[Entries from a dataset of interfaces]
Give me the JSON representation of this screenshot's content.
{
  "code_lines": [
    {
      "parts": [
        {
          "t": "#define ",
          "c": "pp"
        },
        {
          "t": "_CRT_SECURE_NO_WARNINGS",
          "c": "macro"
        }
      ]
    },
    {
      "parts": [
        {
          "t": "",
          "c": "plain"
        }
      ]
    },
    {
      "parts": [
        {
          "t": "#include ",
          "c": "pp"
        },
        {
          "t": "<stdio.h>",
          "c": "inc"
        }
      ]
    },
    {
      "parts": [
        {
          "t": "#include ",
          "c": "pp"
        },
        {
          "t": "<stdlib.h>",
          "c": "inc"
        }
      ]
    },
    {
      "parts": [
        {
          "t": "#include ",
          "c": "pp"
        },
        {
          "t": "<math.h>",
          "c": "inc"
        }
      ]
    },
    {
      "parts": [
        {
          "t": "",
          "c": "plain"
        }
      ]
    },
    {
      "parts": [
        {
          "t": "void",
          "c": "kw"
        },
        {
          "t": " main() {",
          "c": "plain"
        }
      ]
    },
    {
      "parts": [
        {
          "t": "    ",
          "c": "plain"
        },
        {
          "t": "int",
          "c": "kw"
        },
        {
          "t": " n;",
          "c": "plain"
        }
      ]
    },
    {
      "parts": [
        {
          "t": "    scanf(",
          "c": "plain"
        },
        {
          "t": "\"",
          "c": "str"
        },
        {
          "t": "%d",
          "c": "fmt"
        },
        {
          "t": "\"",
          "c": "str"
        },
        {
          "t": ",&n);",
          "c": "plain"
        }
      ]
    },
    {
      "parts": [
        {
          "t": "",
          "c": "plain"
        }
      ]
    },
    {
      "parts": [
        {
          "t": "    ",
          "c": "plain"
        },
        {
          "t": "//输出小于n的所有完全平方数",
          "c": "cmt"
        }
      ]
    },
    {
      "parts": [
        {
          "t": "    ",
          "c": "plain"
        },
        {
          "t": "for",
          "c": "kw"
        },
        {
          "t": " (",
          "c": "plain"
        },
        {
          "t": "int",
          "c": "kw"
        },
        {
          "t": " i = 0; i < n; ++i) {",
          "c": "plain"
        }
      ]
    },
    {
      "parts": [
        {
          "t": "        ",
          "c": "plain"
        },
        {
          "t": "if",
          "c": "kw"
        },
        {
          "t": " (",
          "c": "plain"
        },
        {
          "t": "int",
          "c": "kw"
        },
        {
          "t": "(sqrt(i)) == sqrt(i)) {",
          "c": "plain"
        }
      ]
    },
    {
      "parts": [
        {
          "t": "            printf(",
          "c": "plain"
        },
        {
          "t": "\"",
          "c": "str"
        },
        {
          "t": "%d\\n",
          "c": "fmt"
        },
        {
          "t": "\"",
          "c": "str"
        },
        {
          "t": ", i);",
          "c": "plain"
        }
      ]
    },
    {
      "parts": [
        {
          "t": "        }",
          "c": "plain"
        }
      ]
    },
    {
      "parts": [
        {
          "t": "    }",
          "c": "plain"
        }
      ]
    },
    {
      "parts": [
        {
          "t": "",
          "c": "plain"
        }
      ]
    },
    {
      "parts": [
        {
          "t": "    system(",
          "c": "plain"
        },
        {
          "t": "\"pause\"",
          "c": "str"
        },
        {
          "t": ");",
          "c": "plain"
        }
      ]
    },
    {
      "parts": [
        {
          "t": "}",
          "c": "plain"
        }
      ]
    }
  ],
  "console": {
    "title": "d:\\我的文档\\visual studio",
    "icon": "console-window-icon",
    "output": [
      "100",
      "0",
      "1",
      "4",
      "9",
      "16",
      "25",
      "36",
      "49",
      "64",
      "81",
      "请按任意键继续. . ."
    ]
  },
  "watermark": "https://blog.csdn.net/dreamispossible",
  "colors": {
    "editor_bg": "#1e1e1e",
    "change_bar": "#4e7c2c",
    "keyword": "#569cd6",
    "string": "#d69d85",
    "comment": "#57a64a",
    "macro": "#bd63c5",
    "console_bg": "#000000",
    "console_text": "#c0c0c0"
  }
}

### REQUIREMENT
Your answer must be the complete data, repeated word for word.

### ANSWER SECTION
Give me the JSON representation of this screenshot's content.
{
  "code_lines": [
    {
      "parts": [
        {
          "t": "#define ",
          "c": "pp"
        },
        {
          "t": "_CRT_SECURE_NO_WARNINGS",
          "c": "macro"
        }
      ]
    },
    {
      "parts": [
        {
          "t": "",
          "c": "plain"
        }
      ]
    },
    {
      "parts": [
        {
          "t": "#include ",
          "c": "pp"
        },
        {
          "t": "<stdio.h>",
          "c": "inc"
        }
      ]
    },
    {
      "parts": [
        {
          "t": "#include ",
          "c": "pp"
        },
        {
          "t": "<stdlib.h>",
          "c": "inc"
        }
      ]
    },
    {
      "parts": [
        {
          "t": "#include ",
          "c": "pp"
        },
        {
          "t": "<math.h>",
          "c": "inc"
        }
      ]
    },
    {
      "parts": [
        {
          "t": "",
          "c": "plain"
        }
      ]
    },
    {
      "parts": [
        {
          "t": "void",
          "c": "kw"
        },
        {
          "t": " main() {",
          "c": "plain"
        }
      ]
    },
    {
      "parts": [
        {
          "t": "    ",
          "c": "plain"
        },
        {
          "t": "int",
          "c": "kw"
        },
        {
          "t": " n;",
          "c": "plain"
        }
      ]
    },
    {
      "parts": [
        {
          "t": "    scanf(",
          "c": "plain"
        },
        {
          "t": "\"",
          "c": "str"
        },
        {
          "t": "%d",
          "c": "fmt"
        },
        {
          "t": "\"",
          "c": "str"
        },
        {
          "t": ",&n);",
          "c": "plain"
        }
      ]
    },
    {
      "parts": [
        {
          "t": "",
          "c": "plain"
        }
      ]
    },
    {
      "parts": [
        {
          "t": "    ",
          "c": "plain"
        },
        {
          "t": "//输出小于n的所有完全平方数",
          "c": "cmt"
        }
      ]
    },
    {
      "parts": [
        {
          "t": "    ",
          "c": "plain"
        },
        {
          "t": "for",
          "c": "kw"
        },
        {
          "t": " (",
          "c": "plain"
        },
        {
          "t": "int",
          "c": "kw"
        },
        {
          "t": " i = 0; i < n; ++i) {",
          "c": "plain"
        }
      ]
    },
    {
      "parts": [
        {
          "t": "        ",
          "c": "plain"
        },
        {
          "t": "if",
          "c": "kw"
        },
        {
          "t": " (",
          "c": "plain"
        },
        {
          "t": "int",
          "c": "kw"
        },
        {
          "t": "(sqrt(i)) == sqrt(i)) {",
          "c": "plain"
        }
      ]
    },
    {
      "parts": [
        {
          "t": "            printf(",
          "c": "plain"
        },
        {
          "t": "\"",
          "c": "str"
        },
        {
          "t": "%d\\n",
          "c": "fmt"
        },
        {
          "t": "\"",
          "c": "str"
        },
        {
          "t": ", i);",
          "c": "plain"
        }
      ]
    },
    {
      "parts": [
        {
          "t": "        }",
          "c": "plain"
        }
      ]
    },
    {
      "parts": [
        {
          "t": "    }",
          "c": "plain"
        }
      ]
    },
    {
      "parts": [
        {
          "t": "",
          "c": "plain"
        }
      ]
    },
    {
      "parts": [
        {
          "t": "    system(",
          "c": "plain"
        },
        {
          "t": "\"pause\"",
          "c": "str"
        },
        {
          "t": ");",
          "c": "plain"
        }
      ]
    },
    {
      "parts": [
        {
          "t": "}",
          "c": "plain"
        }
      ]
    }
  ],
  "console": {
    "title": "d:\\我的文档\\visual studio",
    "icon": "console-window-icon",
    "output": [
      "100",
      "0",
      "1",
      "4",
      "9",
      "16",
      "25",
      "36",
      "49",
      "64",
      "81",
      "请按任意键继续. . ."
    ]
  },
  "watermark": "https://blog.csdn.net/dreamispossible",
  "colors": {
    "editor_bg": "#1e1e1e",
    "change_bar": "#4e7c2c",
    "keyword": "#569cd6",
    "string": "#d69d85",
    "comment": "#57a64a",
    "macro": "#bd63c5",
    "console_bg": "#000000",
    "console_text": "#c0c0c0"
  }
}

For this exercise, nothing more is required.